_Problem statement:_ Take the entries that follow and write each one out exactly.

_Available data:_
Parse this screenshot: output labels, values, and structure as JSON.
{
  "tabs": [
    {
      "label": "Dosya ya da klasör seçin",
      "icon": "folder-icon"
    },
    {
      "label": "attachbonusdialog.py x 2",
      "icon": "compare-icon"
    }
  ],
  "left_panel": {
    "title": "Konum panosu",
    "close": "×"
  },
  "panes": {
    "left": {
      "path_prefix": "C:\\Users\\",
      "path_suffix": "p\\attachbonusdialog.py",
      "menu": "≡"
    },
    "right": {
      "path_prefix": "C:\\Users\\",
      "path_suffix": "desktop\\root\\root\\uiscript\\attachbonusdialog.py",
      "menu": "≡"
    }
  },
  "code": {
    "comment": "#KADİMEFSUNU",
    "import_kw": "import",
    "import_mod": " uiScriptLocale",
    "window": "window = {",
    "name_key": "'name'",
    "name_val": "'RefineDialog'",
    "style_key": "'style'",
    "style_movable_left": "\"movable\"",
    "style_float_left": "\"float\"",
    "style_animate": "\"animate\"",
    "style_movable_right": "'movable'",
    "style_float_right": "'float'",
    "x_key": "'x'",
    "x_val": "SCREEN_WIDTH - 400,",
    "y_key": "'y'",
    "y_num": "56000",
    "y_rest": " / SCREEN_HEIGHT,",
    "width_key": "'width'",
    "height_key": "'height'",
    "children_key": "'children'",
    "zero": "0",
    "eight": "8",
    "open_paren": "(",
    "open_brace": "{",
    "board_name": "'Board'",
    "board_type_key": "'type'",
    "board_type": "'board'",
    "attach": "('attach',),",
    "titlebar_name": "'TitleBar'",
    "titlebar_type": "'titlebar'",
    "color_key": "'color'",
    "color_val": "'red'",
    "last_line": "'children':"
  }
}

_Result of the task:_
Parse this screenshot: output labels, values, and structure as JSON.
{
  "tabs": [
    {
      "label": "Dosya ya da klasör seçin",
      "icon": "folder-icon"
    },
    {
      "label": "attachbonusdialog.py x 2",
      "icon": "compare-icon"
    }
  ],
  "left_panel": {
    "title": "Konum panosu",
    "close": "×"
  },
  "panes": {
    "left": {
      "path_prefix": "C:\\Users\\",
      "path_suffix": "p\\attachbonusdialog.py",
      "menu": "≡"
    },
    "right": {
      "path_prefix": "C:\\Users\\",
      "path_suffix": "desktop\\root\\root\\uiscript\\attachbonusdialog.py",
      "menu": "≡"
    }
  },
  "code": {
    "comment": "#KADİMEFSUNU",
    "import_kw": "import",
    "import_mod": " uiScriptLocale",
    "window": "window = {",
    "name_key": "'name'",
    "name_val": "'RefineDialog'",
    "style_key": "'style'",
    "style_movable_left": "\"movable\"",
    "style_float_left": "\"float\"",
    "style_animate": "\"animate\"",
    "style_movable_right": "'movable'",
    "style_float_right": "'float'",
    "x_key": "'x'",
    "x_val": "SCREEN_WIDTH - 400,",
    "y_key": "'y'",
    "y_num": "56000",
    "y_rest": " / SCREEN_HEIGHT,",
    "width_key": "'width'",
    "height_key": "'height'",
    "children_key": "'children'",
    "zero": "0",
    "eight": "8",
    "open_paren": "(",
    "open_brace": "{",
    "board_name": "'Board'",
    "board_type_key": "'type'",
    "board_type": "'board'",
    "attach": "('attach',),",
    "titlebar_name": "'TitleBar'",
    "titlebar_type": "'titlebar'",
    "color_key": "'color'",
    "color_val": "'red'",
    "last_line": "'children':"
  }
}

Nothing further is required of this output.